Data about app and page elements:
-- -- --
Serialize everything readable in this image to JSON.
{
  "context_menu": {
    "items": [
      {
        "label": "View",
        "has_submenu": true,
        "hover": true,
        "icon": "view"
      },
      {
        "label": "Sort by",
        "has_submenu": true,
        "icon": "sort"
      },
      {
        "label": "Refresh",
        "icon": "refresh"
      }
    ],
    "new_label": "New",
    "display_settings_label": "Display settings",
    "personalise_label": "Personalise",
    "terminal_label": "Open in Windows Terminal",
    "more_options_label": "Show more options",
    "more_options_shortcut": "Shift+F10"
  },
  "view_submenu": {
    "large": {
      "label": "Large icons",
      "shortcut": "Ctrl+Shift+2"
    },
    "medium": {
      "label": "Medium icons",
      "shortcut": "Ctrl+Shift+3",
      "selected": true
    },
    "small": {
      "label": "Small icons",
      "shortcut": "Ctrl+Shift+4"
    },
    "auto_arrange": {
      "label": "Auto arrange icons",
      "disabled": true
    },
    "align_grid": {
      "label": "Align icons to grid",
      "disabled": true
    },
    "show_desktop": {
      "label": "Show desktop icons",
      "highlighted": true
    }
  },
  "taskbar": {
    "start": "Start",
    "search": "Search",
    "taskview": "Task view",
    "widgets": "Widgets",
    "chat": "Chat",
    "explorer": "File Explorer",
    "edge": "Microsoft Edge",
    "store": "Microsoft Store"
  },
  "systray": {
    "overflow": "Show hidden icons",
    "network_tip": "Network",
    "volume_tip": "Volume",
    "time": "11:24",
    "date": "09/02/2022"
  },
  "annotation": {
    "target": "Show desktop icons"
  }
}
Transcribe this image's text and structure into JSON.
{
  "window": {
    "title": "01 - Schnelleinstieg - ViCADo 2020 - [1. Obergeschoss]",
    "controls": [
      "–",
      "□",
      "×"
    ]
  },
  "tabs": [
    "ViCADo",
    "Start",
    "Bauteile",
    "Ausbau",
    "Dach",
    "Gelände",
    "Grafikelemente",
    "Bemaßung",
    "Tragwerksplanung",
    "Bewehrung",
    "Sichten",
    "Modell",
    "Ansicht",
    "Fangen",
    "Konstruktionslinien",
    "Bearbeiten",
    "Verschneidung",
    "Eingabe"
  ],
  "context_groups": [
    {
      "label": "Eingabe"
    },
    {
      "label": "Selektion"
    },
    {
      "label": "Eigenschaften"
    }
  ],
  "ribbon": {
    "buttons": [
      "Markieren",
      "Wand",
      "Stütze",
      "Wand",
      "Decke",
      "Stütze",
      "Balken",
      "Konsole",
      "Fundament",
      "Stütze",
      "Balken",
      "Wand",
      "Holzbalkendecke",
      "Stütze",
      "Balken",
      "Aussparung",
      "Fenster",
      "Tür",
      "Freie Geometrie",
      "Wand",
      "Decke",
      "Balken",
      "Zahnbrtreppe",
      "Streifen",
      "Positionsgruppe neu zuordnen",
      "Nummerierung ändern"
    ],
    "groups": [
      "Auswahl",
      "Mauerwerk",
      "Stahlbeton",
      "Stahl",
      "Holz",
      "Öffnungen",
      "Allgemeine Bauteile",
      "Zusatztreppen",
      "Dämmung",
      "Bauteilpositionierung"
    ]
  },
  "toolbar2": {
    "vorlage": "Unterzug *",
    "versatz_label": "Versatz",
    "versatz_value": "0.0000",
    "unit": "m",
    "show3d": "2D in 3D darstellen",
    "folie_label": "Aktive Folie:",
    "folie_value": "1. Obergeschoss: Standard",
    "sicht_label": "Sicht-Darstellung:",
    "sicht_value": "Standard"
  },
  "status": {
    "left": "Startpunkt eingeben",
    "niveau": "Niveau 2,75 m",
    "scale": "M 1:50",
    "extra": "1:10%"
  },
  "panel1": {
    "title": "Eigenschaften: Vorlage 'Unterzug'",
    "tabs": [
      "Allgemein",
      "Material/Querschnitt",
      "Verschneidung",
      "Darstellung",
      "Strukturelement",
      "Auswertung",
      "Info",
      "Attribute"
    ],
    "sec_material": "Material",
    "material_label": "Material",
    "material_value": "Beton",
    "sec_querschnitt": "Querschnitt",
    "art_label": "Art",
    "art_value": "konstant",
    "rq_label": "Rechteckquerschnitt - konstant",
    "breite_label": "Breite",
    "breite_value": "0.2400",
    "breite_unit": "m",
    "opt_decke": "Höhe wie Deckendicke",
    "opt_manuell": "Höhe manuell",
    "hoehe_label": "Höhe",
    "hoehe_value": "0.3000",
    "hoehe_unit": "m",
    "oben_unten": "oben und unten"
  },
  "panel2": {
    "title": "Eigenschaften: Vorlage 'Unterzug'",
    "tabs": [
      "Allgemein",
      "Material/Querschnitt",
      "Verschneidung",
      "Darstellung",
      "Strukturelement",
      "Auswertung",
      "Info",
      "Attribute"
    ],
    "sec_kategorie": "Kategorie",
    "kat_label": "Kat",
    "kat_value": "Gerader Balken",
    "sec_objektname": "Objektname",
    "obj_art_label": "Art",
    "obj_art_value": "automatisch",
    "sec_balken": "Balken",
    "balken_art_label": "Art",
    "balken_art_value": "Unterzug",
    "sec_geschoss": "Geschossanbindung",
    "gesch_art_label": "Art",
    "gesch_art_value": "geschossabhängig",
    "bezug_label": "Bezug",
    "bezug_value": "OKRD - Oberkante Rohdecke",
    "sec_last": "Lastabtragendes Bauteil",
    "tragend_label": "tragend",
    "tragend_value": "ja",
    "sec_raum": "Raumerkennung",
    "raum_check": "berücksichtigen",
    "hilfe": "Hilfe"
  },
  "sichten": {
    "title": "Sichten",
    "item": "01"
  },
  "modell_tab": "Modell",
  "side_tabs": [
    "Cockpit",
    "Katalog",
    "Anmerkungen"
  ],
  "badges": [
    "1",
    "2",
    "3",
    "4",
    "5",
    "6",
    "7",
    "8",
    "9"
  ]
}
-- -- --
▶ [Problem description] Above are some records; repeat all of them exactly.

▶ [Result below]
Serialize everything readable in this image to JSON.
{
  "context_menu": {
    "items": [
      {
        "label": "View",
        "has_submenu": true,
        "hover": true,
        "icon": "view"
      },
      {
        "label": "Sort by",
        "has_submenu": true,
        "icon": "sort"
      },
      {
        "label": "Refresh",
        "icon": "refresh"
      }
    ],
    "new_label": "New",
    "display_settings_label": "Display settings",
    "personalise_label": "Personalise",
    "terminal_label": "Open in Windows Terminal",
    "more_options_label": "Show more options",
    "more_options_shortcut": "Shift+F10"
  },
  "view_submenu": {
    "large": {
      "label": "Large icons",
      "shortcut": "Ctrl+Shift+2"
    },
    "medium": {
      "label": "Medium icons",
      "shortcut": "Ctrl+Shift+3",
      "selected": true
    },
    "small": {
      "label": "Small icons",
      "shortcut": "Ctrl+Shift+4"
    },
    "auto_arrange": {
      "label": "Auto arrange icons",
      "disabled": true
    },
    "align_grid": {
      "label": "Align icons to grid",
      "disabled": true
    },
    "show_desktop": {
      "label": "Show desktop icons",
      "highlighted": true
    }
  },
  "taskbar": {
    "start": "Start",
    "search": "Search",
    "taskview": "Task view",
    "widgets": "Widgets",
    "chat": "Chat",
    "explorer": "File Explorer",
    "edge": "Microsoft Edge",
    "store": "Microsoft Store"
  },
  "systray": {
    "overflow": "Show hidden icons",
    "network_tip": "Network",
    "volume_tip": "Volume",
    "time": "11:24",
    "date": "09/02/2022"
  },
  "annotation": {
    "target": "Show desktop icons"
  }
}
Transcribe this image's text and structure into JSON.
{
  "window": {
    "title": "01 - Schnelleinstieg - ViCADo 2020 - [1. Obergeschoss]",
    "controls": [
      "–",
      "□",
      "×"
    ]
  },
  "tabs": [
    "ViCADo",
    "Start",
    "Bauteile",
    "Ausbau",
    "Dach",
    "Gelände",
    "Grafikelemente",
    "Bemaßung",
    "Tragwerksplanung",
    "Bewehrung",
    "Sichten",
    "Modell",
    "Ansicht",
    "Fangen",
    "Konstruktionslinien",
    "Bearbeiten",
    "Verschneidung",
    "Eingabe"
  ],
  "context_groups": [
    {
      "label": "Eingabe"
    },
    {
      "label": "Selektion"
    },
    {
      "label": "Eigenschaften"
    }
  ],
  "ribbon": {
    "buttons": [
      "Markieren",
      "Wand",
      "Stütze",
      "Wand",
      "Decke",
      "Stütze",
      "Balken",
      "Konsole",
      "Fundament",
      "Stütze",
      "Balken",
      "Wand",
      "Holzbalkendecke",
      "Stütze",
      "Balken",
      "Aussparung",
      "Fenster",
      "Tür",
      "Freie Geometrie",
      "Wand",
      "Decke",
      "Balken",
      "Zahnbrtreppe",
      "Streifen",
      "Positionsgruppe neu zuordnen",
      "Nummerierung ändern"
    ],
    "groups": [
      "Auswahl",
      "Mauerwerk",
      "Stahlbeton",
      "Stahl",
      "Holz",
      "Öffnungen",
      "Allgemeine Bauteile",
      "Zusatztreppen",
      "Dämmung",
      "Bauteilpositionierung"
    ]
  },
  "toolbar2": {
    "vorlage": "Unterzug *",
    "versatz_label": "Versatz",
    "versatz_value": "0.0000",
    "unit": "m",
    "show3d": "2D in 3D darstellen",
    "folie_label": "Aktive Folie:",
    "folie_value": "1. Obergeschoss: Standard",
    "sicht_label": "Sicht-Darstellung:",
    "sicht_value": "Standard"
  },
  "status": {
    "left": "Startpunkt eingeben",
    "niveau": "Niveau 2,75 m",
    "scale": "M 1:50",
    "extra": "1:10%"
  },
  "panel1": {
    "title": "Eigenschaften: Vorlage 'Unterzug'",
    "tabs": [
      "Allgemein",
      "Material/Querschnitt",
      "Verschneidung",
      "Darstellung",
      "Strukturelement",
      "Auswertung",
      "Info",
      "Attribute"
    ],
    "sec_material": "Material",
    "material_label": "Material",
    "material_value": "Beton",
    "sec_querschnitt": "Querschnitt",
    "art_label": "Art",
    "art_value": "konstant",
    "rq_label": "Rechteckquerschnitt - konstant",
    "breite_label": "Breite",
    "breite_value": "0.2400",
    "breite_unit": "m",
    "opt_decke": "Höhe wie Deckendicke",
    "opt_manuell": "Höhe manuell",
    "hoehe_label": "Höhe",
    "hoehe_value": "0.3000",
    "hoehe_unit": "m",
    "oben_unten": "oben und unten"
  },
  "panel2": {
    "title": "Eigenschaften: Vorlage 'Unterzug'",
    "tabs": [
      "Allgemein",
      "Material/Querschnitt",
      "Verschneidung",
      "Darstellung",
      "Strukturelement",
      "Auswertung",
      "Info",
      "Attribute"
    ],
    "sec_kategorie": "Kategorie",
    "kat_label": "Kat",
    "kat_value": "Gerader Balken",
    "sec_objektname": "Objektname",
    "obj_art_label": "Art",
    "obj_art_value": "automatisch",
    "sec_balken": "Balken",
    "balken_art_label": "Art",
    "balken_art_value": "Unterzug",
    "sec_geschoss": "Geschossanbindung",
    "gesch_art_label": "Art",
    "gesch_art_value": "geschossabhängig",
    "bezug_label": "Bezug",
    "bezug_value": "OKRD - Oberkante Rohdecke",
    "sec_last": "Lastabtragendes Bauteil",
    "tragend_label": "tragend",
    "tragend_value": "ja",
    "sec_raum": "Raumerkennung",
    "raum_check": "berücksichtigen",
    "hilfe": "Hilfe"
  },
  "sichten": {
    "title": "Sichten",
    "item": "01"
  },
  "modell_tab": "Modell",
  "side_tabs": [
    "Cockpit",
    "Katalog",
    "Anmerkungen"
  ],
  "badges": [
    "1",
    "2",
    "3",
    "4",
    "5",
    "6",
    "7",
    "8",
    "9"
  ]
}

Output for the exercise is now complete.